Fifth Third Bancorp ( FITB ) will look for acquisitions to increase density in core markets. The company expects to achieve the top 3 position in approximately two-thirds of its market. Currently, the company has that position in about half of its markets. The company looks forward to future acquisition activity, but does not expect any in the near term.
At the Goldman Sachs ( GS ) Financial Services Conference in New York yesterday, Fifth Third's CEO Kevin Kabat expressed his expectation for more acquisition deals in the overall industry. The financial crisis and the economic weakness have weakened the health of smaller banks, providing several acquisition opportunities for the stronger competitors in the coming days.

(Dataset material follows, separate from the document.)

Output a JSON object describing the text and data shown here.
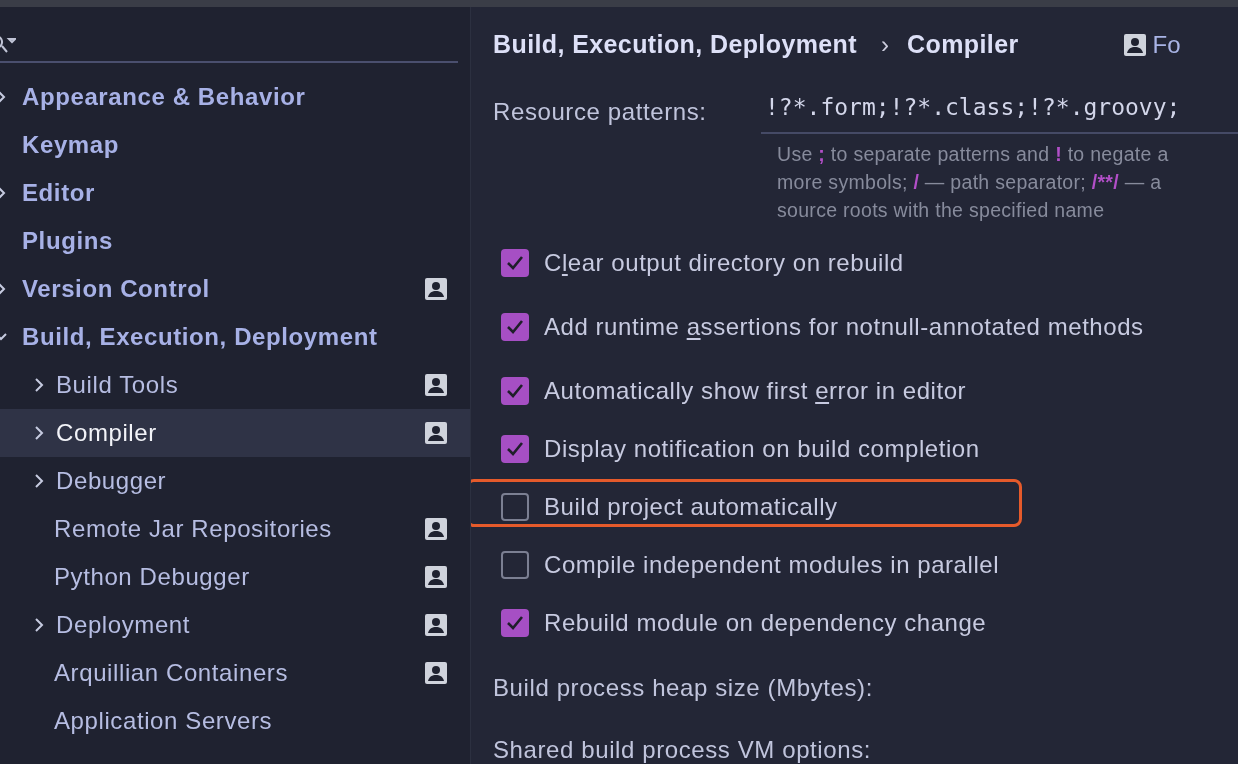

Fifth Third's priority has consistently been on deposit growth. The company's expansion strategy has clearly been retail-oriented, involving a combination of de novo branching and acquisitions.
Fifth Third's acquisition of First National Bancshares of Florida in 2005 and the acquisition of R-G Crown in November 2007 significantly expanded its presence in Florida.
The company also purchased 9 branches from First Horizon National Corporation and completed its acquisition of First Charter Corporation, a regional financial services company, in 2008. This marked the company's entry into the North Carolina market and added to its fledgling presence in Georgia, thus widening its footprint. The company also acquired all the deposits of Florida-based Freedom Bank through a Federal Deposit Insurance Corporation (FDIC) deal in late 2008.
Going forward, we expect such strategic acquisitions to support Fifth Third's revenue stream. The company is well positioned to benefit from a rebound in economic conditions along its footprint. Its diverse revenue mix augurs well. Improved credit metrics are encouraging. However, regulatory issues remain an overhang.
Fifth Third retains a Zacks #2 Rank, which translates into a short-term 'Buy' recommendation. Considering the fundamentals, we have maintained a "Neutral" recommendation on the stock.
The views and opinions expressed herein are the views and opinions of the author and do not necessarily reflect those of Nasdaq, Inc.